Someone else who knew a thing or two about marketing was Aristide Boucicaut, a former pedlar and founder of what was probably the world’s first department store – Au Bon Marché.

Boucicaut’s idea was revolutionary. Under the Ancien Régime the typical retail outlet was the boutique specialising in one variety of product with no fixed pricing – bargaining was the rule. Boucicaut changed all that.

The change that he brought to retailing included everything we take for granted today. He was the first to “pile it high and sell it cheap”, he introduced the selling of more than one variety of product under the same roof, fixed pricing, the price ticketing of individual items, free entry encouraging customers to browse at will, the clearance sale, and for his employees – commission on sales and participation in profits.

The sound inside Au Bon Marché:

I think we can safely say that Boucicaut’s idea caught on – and now it seems everybody is doing it.

The chocolaterie Debauve & Gallais still sells “healthy” chocolate and it has retained its distinctive boutique look. Au Bon Marché is still a department store and it has retained its Boileau architecture on the outside although little of it remains on the inside. Both are distinctive parts of the Parisian landscape.

And … I still don’t know who invented the Easter egg – but I do know that it had to be someone with the determination to sell a vision – someone like Sulpice Debauve or Aristide Boucicaut.


Galeries Lafayette

I AM NOT A FAN of shopping but even I have to admit that a trip to the Galeries Lafayette is an experience – especially at Christmas.

Located in the Boulevard Haussmann in the 9th arrondissement, close to the Opéra Garnier, the Galaries Lafayette welcomes around 100,000 visitors a day – more than Harrod’s in London or Bloomingdales in New York.

The sound of a walk through the Galeries Lafayette

Compared to its status today as a 70,000M2 ‘Temple of Shopping’ and Paris icon, the Galeries Lafayette had humble beginnings. In 1895, Albert Kahn rented a shop in Paris at the corner of Chaussée-d’Antin and rue Lafayette to sell gloves, ribbons, veils, and other goods. The shop was small, but sales were good. It was eventually enlarged, and in 1898 Kahn was joined by his cousin, 34-year-old Théophile Bader. The partnership flourished and they soon purchased the entire building along with adjacent buildings on the Chaussée-d’Antin. The Galeries Lafayette was born.
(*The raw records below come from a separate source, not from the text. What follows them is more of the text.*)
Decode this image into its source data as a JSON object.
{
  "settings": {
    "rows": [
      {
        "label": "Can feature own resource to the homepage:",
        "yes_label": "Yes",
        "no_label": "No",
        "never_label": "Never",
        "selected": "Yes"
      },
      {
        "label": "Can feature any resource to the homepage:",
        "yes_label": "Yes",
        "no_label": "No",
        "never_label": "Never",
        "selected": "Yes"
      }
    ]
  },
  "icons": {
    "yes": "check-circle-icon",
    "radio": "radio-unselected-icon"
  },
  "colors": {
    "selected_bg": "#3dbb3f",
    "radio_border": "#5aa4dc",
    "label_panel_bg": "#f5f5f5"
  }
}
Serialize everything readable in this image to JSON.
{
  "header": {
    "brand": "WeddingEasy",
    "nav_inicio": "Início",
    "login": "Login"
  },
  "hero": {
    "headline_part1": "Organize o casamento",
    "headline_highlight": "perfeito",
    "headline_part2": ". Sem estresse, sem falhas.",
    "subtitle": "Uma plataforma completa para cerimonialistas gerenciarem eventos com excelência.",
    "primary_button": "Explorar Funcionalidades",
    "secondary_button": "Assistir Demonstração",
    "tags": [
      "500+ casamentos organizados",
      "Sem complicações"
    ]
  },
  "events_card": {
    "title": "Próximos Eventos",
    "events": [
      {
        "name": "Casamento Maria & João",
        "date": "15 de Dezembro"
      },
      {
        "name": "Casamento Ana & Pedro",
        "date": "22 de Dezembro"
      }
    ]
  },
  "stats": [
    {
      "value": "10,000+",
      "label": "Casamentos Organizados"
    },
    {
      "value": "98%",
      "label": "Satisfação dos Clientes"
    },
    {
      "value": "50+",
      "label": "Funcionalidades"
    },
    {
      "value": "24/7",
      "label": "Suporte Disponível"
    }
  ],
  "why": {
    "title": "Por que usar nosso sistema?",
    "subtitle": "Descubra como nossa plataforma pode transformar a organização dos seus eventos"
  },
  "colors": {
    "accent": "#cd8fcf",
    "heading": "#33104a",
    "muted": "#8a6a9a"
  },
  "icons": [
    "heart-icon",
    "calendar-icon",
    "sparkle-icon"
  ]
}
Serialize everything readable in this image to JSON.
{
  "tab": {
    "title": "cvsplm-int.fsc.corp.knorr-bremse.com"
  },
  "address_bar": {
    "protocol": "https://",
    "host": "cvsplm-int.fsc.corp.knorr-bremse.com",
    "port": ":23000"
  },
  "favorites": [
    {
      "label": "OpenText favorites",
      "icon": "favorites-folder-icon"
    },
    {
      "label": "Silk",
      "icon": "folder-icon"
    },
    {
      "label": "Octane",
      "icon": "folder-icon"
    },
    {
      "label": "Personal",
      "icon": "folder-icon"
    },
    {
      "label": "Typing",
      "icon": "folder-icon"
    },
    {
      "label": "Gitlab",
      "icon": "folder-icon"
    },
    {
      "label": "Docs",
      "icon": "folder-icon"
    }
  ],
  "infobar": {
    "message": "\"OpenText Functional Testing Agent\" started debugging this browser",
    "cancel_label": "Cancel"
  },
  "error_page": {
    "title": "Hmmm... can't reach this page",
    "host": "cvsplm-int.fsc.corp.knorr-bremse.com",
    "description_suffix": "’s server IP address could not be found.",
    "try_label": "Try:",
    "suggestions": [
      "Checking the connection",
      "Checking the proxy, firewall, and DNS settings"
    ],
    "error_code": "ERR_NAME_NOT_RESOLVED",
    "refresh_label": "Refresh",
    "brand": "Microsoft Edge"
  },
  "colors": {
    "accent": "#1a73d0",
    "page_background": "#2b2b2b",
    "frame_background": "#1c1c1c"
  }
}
The magnificent glass dome and wrought iron balconies dominate one end of the store  – a vivid reminder of 19th century Paris – contrasting starkly with the clean-cut, up-market, brand-named, cosmetics counters that lie beneath.

The Galeries Lafayette is famed for its stylish window displays – no more so than at Christmas when crowds of people gather to see the show.

Today, the Galeries Lafayette is a magnet for tourists with the Chinese leading the way followed by Americans and then Japanese. A walk through the store reveals a cosmopolitan mix of people some of whom come just to look and others who come to spend, spend, spend!

It may have begun life as a modest corner shop, but the Galeries Lafayette, along with the other new-fangled 19th century department stores, Printemps, Bon Marché and La Samaritaine, started a revolution in retail shopping which continues today.

The sound of a walk outside past the window displays.